Wind Energy: On the Grid, Off the Checkerboard
Simulation in the "Journal of Renewable and Sustainable Energy" provides new insight into best arrangement of wind turbines on large installations.
Article ID: 615809
Released: 31-Mar-2014 11:00 AM EDT
Source Newsroom: American Institute of Physics (AIP)
Newswise — WASHINGTON D.C., April 1, 2014 -- As wind farms grow in importance across the globe as sources of clean, renewable energy, one key consideration in their construction is their physical design -- spacing and orienting individual turbines to maximize their efficiency and minimize any "wake effects," where the swooping blades of one reduces the energy in the wind available for the following turbine.
Optimally spacing turbines allows them to capture more wind, produce more power and increase revenue for the farm. Knowing this, designers in the industry typically apply simple computer models to help determine the best arrangements of the turbines. This works well for small wind farms but becomes less precise for larger wind-farms where the wakes interact with one another and the overall effect is harder to predict.
Now a team of researchers at Johns Hopkins University (JHU) has developed a new way to study wake effects that takes into account the airflow both within and around a wind farm and challenges the conventional belief that turbines arrayed in checker board patterns produce the highest power output. Their study provides insight into factors that determine the most favorable positioning -- work described in a new paper in the Journal of Renewable and Sustainable Energy, which is produced by AIP Publishing.
This insight is important for wind project designers in the future to configure turbine farms for increased power output -- especially in places with strong prevailing winds.
"It's important to consider these configurations in test cases," said Richard Stevens, who conducted the research with Charles Meneveau and Dennice Gayme at JHU. "If turbines are built in a non-optimal arrangement, the amount of electricity produced would be less and so would the revenue of the wind farm."
How Wind Farms are Currently Designed
Many considerations go into the design of a wind farm. The most ideal turbine arrangement will differ depending on location. The specific topology of the landscape, whether hilly or flat, and the yearlong weather patterns at that site both dictate the specific designs. Political and social considerations may also factor in the choice of sites.
Common test cases to study wind-farm behavior are wind farms in which turbines are either installed in rows, which will be aligned against the prevailing winds, or in staggered, checkerboard-style blocks where each row of turbines is spaced to peek out between the gaps in the previous row.
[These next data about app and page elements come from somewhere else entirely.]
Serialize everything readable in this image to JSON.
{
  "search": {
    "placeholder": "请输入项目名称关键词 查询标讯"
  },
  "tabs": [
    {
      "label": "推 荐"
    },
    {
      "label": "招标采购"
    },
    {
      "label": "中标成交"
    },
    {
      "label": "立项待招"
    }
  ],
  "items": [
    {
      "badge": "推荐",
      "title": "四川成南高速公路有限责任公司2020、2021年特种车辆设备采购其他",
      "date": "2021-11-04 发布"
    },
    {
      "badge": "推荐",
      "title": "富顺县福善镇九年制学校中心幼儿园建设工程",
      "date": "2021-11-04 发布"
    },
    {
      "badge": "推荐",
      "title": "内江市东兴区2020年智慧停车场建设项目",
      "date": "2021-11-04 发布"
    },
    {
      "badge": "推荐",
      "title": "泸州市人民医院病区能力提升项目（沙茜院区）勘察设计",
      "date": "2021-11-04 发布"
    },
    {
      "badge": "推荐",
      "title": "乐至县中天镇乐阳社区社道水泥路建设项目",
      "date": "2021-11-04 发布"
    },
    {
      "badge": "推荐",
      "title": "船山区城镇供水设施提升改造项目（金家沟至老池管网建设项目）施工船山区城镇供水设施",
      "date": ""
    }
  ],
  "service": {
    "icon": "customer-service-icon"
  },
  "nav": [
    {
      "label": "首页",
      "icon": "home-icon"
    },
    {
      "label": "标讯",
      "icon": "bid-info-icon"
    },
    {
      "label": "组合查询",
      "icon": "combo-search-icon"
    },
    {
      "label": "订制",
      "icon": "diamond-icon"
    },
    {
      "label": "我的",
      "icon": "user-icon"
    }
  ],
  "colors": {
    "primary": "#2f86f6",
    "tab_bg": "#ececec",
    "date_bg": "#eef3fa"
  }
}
Staggered farms are generally preferred because they harvest more energy in a smaller footprint, but what Stevens and his colleagues showed is that the checkerboard style can be improved in some cases.
Specifically, they found that better power output may be obtained through an "intermediate" staggering, where each row is imperfectly offset -- like a checkerboard that has slipped slightly out of whack.
This work was funded by the National Science Foundation (grant #CBET 1133800 and #OISE 1243482) and by a “Fellowship for Young Energy Scientists” awarded by the Foundation for Fundamental Research on Matter in the Netherlands. The work used XSEDE (NSF) and SURFsara (Netherlands) computer resources.
The article, "Large Eddy Simulation studies of the effects of alignment and wind farm length" is authored by Richard J. A. M. Stevens, Dennice F. Gayme and Charles Meneveau. It will be published in the Journal of Renewable and Sustainable Energy on April 1, 2014 (DOI: 10.1063/1.4869568). After that date, it can be accessed at: http://tinyurl.com/n9o282o
ABOUT THE JOURNALThe Journal of Renewable and Sustainable Energy is an interdisciplinary, peer-reviewed journal produced by AIP publishing that covers all areas of renewable and sustainable energy-related fields that apply to the physical science and engineering communities. See: http://jrse.aip.org/